Scholars have noted that popular discourse around crime has revolved around talk of “random violence,” which deemphasizes patterns of crime and victimization and focuses on the claim that everyone is equally at risk. This rhetoric maximizes public concern and favors policy strategies that include individual law enforcement tactics (“tough on crime”) as opposed to changes in structural conditions (e.g. neighborhood dynamics, class) that are correlated to crime and victimization.
Research on the relationship between fear of crime and the emergence of “get tough on crime” policies explores whether the origins of the punitive turn in crime control resulted from the general public’s fear of crime rates or political strategies that influence the public’s perceptions of crime. Some scholars have found that, in combination with increased media coverage, political initiatives surrounding crime (and not actual crime rates) fostered increasing public concern about crime and drugs during the 1960s and 80s.

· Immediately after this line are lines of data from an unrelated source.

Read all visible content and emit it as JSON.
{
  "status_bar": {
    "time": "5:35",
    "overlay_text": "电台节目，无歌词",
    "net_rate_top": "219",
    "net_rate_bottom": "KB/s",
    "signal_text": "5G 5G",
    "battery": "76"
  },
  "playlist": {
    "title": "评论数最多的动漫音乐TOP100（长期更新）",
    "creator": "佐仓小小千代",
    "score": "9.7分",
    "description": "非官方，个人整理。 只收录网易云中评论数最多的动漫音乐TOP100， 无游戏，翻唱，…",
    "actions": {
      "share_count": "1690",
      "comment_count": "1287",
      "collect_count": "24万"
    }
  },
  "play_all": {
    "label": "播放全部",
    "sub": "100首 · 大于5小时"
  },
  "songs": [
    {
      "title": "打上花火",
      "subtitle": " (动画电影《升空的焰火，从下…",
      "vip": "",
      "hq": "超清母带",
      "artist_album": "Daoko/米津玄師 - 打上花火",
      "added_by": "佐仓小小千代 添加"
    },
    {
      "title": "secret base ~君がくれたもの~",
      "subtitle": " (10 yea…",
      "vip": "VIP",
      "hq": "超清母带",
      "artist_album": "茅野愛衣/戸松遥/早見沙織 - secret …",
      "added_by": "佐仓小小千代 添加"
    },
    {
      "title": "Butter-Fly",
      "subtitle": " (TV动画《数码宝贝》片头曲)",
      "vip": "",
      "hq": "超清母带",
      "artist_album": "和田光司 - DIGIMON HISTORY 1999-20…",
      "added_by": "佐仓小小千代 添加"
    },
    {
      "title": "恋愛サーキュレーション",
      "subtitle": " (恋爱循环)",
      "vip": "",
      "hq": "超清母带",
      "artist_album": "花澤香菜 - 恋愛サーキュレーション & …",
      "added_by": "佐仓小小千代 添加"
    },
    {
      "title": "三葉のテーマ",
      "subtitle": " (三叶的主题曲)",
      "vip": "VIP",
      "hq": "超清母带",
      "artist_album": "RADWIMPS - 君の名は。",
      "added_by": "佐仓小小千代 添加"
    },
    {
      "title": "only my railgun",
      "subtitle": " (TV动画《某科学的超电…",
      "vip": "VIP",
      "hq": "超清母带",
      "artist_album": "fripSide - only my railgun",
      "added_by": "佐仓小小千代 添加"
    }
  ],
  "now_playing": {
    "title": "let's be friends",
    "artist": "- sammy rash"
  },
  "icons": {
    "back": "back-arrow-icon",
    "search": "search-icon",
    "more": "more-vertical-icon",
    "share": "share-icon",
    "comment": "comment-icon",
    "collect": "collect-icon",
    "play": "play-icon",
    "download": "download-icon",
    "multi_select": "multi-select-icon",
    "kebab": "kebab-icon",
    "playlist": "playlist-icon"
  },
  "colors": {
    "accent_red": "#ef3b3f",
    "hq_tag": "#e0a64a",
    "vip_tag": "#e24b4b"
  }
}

Others have recently challenged this notion, arguing that punitive public sentiment is what motivated policymakers to develop tough on crime policies. Regardless of this “chicken and egg” dilemma, crime issues developed into a key political strategy. This “governing through crime” expands racial divisions rather than increasing security for American citizens. The concentration of mass incarceration in impoverished minority communities is evidence enough that crime as a political strategy has important repercussions for American notions of equality and liberty for all.